• [WORKING DATA]
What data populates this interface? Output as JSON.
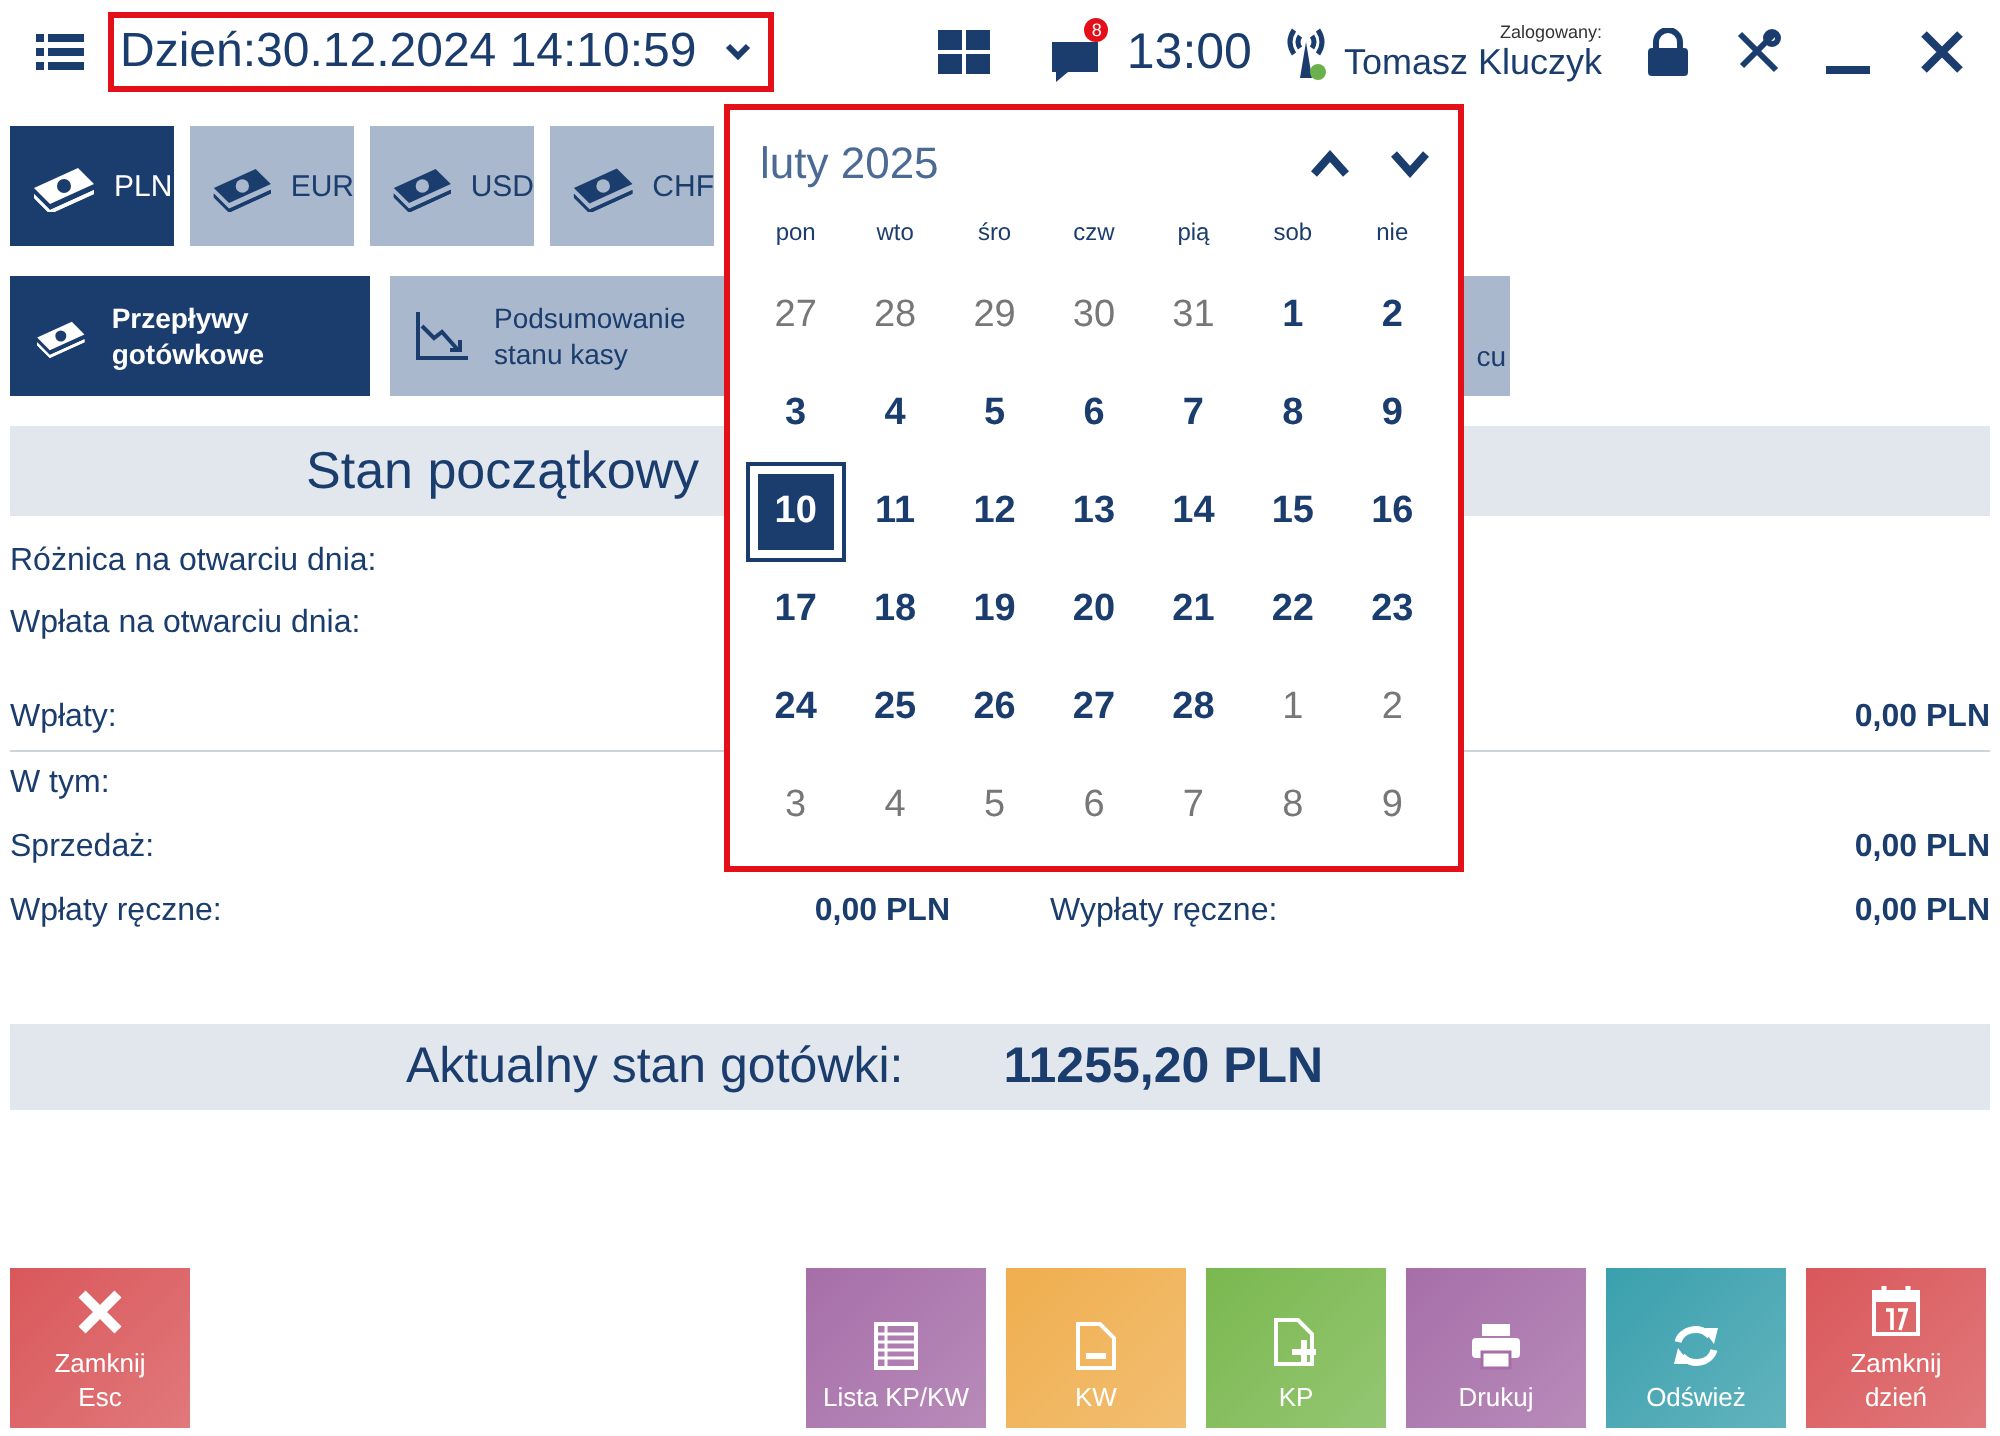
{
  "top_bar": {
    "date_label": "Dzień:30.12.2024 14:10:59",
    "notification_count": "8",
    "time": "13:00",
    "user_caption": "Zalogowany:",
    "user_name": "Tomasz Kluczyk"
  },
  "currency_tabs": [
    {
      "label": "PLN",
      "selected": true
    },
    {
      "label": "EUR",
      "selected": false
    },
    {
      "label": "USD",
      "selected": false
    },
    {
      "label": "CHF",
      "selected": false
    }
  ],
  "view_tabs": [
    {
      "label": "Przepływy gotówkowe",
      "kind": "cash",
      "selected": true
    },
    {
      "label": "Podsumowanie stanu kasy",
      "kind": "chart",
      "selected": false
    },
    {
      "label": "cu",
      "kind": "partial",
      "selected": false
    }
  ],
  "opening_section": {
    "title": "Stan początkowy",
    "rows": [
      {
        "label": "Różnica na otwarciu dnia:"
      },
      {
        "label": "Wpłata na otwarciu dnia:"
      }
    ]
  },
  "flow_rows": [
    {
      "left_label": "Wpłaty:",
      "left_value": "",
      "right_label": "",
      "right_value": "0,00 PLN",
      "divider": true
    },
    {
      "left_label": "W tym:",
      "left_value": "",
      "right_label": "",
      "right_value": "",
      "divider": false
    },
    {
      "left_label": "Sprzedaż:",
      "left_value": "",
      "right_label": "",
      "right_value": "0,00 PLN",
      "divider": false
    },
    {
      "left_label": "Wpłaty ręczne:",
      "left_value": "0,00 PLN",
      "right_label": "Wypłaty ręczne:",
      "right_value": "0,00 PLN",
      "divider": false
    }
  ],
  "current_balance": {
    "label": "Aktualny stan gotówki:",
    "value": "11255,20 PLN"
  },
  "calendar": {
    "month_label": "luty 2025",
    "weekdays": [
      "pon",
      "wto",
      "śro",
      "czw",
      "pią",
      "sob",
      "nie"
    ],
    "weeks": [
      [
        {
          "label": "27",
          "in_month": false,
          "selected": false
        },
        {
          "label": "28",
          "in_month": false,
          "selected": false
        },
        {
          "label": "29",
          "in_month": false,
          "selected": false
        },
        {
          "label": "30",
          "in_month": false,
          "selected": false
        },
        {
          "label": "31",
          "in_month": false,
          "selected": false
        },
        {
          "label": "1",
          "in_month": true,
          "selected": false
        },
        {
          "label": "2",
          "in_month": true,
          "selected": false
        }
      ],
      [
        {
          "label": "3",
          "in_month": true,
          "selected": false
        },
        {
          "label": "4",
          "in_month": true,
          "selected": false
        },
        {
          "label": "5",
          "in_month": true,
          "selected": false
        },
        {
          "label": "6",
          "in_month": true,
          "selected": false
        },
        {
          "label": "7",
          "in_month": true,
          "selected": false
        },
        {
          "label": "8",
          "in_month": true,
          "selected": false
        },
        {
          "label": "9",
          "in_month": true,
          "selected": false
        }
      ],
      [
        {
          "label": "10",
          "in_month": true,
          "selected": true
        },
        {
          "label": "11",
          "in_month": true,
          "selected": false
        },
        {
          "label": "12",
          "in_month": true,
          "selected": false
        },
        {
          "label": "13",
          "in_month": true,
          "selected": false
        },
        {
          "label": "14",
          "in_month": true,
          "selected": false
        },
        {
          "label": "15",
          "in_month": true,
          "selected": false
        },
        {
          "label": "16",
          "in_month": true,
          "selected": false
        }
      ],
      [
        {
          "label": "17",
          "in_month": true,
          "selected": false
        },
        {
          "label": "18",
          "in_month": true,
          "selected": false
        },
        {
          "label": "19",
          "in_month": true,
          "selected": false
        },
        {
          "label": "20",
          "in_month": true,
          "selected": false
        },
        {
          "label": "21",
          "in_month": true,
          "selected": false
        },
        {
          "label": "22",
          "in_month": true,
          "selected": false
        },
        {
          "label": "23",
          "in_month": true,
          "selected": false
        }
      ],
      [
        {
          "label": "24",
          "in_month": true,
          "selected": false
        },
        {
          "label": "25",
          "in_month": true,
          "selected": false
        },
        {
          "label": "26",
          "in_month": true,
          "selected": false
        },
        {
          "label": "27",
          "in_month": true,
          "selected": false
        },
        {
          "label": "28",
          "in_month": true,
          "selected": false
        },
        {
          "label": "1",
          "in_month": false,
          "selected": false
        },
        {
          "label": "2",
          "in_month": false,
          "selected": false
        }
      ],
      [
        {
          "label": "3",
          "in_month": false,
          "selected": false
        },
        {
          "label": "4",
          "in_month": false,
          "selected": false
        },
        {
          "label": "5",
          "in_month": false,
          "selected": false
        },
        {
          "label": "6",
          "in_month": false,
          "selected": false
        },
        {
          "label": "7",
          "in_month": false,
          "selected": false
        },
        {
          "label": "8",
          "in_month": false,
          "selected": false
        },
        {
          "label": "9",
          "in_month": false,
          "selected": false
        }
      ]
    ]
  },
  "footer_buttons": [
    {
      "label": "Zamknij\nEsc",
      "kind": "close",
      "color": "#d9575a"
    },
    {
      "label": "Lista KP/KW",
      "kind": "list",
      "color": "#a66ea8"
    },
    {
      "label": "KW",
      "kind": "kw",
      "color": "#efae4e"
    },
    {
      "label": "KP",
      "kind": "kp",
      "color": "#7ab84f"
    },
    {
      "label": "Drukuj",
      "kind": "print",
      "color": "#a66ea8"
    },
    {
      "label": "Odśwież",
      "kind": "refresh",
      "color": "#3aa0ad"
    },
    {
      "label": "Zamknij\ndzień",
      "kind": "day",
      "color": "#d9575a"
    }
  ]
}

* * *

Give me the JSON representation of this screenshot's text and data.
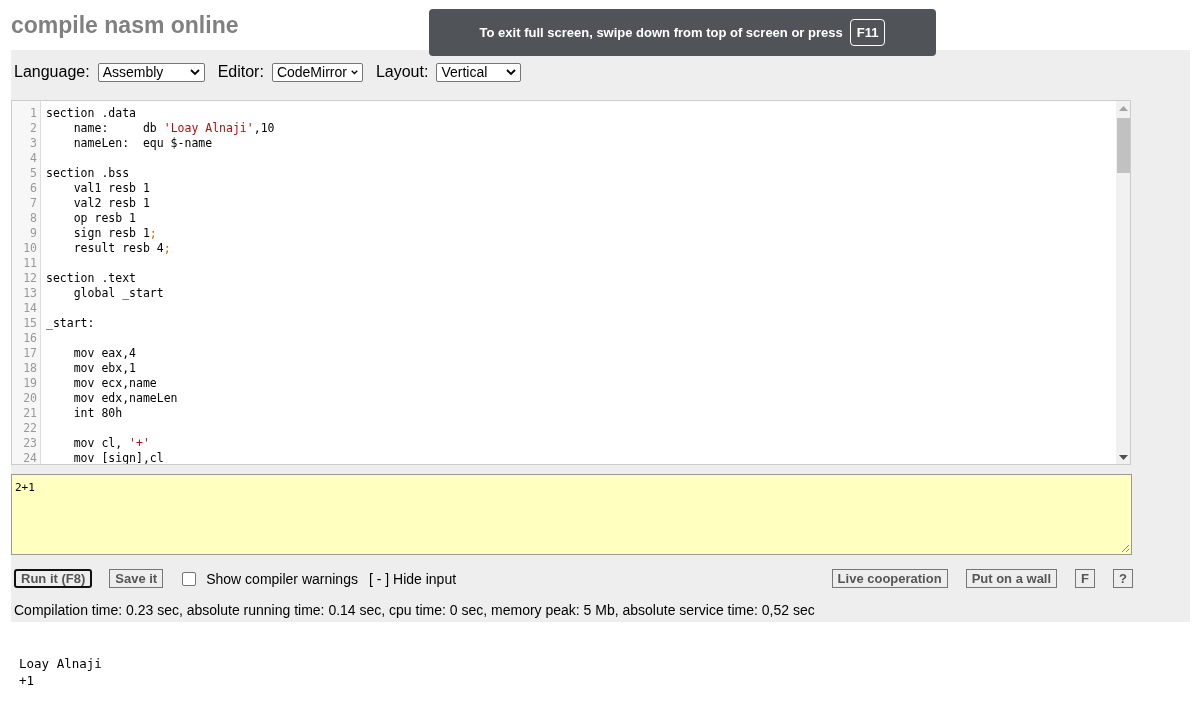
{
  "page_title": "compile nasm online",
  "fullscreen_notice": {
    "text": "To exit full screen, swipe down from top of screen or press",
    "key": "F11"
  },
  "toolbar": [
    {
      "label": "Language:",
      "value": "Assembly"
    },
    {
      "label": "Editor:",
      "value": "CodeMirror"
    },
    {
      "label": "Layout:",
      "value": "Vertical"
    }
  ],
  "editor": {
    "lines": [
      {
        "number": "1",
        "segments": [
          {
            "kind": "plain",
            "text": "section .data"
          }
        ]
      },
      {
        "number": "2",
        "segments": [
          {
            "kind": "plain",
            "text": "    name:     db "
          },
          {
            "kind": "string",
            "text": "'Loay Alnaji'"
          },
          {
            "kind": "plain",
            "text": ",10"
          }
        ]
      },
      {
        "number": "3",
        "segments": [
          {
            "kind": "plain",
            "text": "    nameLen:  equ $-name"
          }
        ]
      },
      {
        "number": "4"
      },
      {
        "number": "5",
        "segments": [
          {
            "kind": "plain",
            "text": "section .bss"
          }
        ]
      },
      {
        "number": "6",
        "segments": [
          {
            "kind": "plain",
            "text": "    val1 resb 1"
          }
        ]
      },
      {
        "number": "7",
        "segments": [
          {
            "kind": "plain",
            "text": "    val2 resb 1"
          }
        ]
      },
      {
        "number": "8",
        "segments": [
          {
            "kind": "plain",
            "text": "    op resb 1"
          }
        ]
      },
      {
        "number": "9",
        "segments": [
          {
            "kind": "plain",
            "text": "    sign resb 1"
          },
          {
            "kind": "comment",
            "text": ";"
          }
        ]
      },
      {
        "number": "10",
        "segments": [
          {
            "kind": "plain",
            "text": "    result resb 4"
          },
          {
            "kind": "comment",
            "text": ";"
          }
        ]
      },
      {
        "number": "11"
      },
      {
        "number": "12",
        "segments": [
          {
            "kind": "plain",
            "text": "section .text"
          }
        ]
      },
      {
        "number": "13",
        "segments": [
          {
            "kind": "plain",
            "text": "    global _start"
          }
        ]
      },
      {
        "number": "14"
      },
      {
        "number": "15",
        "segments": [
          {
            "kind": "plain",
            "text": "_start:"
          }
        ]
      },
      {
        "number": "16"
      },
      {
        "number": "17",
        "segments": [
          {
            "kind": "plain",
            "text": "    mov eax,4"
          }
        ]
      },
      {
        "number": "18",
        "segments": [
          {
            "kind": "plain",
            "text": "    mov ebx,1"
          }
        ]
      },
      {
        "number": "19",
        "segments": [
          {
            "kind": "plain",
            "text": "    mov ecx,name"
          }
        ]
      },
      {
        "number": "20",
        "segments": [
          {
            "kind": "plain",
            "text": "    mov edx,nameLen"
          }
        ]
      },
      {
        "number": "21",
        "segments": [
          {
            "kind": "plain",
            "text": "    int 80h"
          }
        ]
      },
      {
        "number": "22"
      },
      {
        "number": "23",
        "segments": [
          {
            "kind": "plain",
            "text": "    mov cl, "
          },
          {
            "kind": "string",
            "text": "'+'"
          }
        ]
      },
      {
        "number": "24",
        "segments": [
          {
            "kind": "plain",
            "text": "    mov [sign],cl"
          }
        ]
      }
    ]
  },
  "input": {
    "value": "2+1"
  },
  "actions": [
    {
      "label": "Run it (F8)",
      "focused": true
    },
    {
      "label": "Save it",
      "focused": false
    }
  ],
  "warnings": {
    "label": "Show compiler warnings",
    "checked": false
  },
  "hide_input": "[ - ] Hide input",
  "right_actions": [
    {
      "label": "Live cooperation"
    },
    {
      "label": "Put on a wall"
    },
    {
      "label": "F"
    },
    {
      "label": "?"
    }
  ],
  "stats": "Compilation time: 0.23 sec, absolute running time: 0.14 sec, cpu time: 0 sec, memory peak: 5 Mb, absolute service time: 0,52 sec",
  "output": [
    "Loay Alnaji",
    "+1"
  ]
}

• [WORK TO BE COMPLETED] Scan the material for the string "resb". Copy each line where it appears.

• [EXPECTED ANSWER]
            "text": "    val1 resb 1"
            "text": "    val2 resb 1"
            "text": "    op resb 1"
            "text": "    sign resb 1"
            "text": "    result resb 4"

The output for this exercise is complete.